Work order
Please find all lines containing "экранов" in the listing below and copy them.

------------

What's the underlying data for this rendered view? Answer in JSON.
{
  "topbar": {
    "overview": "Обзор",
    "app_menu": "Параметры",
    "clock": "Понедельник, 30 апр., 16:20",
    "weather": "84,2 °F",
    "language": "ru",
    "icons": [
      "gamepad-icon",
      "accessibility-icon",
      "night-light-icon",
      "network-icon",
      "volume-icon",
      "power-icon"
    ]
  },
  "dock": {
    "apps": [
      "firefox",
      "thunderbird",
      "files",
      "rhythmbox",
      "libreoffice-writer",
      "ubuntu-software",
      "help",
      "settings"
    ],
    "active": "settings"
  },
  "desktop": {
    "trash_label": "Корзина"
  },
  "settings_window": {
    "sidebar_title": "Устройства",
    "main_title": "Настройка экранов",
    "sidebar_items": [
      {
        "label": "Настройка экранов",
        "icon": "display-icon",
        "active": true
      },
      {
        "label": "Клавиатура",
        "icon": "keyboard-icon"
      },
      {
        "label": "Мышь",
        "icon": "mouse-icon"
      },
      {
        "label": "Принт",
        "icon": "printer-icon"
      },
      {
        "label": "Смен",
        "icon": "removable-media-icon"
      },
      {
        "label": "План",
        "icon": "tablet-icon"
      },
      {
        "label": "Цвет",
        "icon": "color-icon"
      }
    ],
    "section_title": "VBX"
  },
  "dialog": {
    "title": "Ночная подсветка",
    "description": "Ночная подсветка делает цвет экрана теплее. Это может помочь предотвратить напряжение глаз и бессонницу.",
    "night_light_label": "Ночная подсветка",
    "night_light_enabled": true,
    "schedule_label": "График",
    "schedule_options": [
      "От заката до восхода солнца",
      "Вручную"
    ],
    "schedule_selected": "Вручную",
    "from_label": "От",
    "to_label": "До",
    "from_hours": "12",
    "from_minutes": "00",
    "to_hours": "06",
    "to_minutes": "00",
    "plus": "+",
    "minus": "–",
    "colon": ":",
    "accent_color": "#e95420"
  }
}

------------

Solution for this task
    "main_title": "Настройка экранов",
        "label": "Настройка экранов",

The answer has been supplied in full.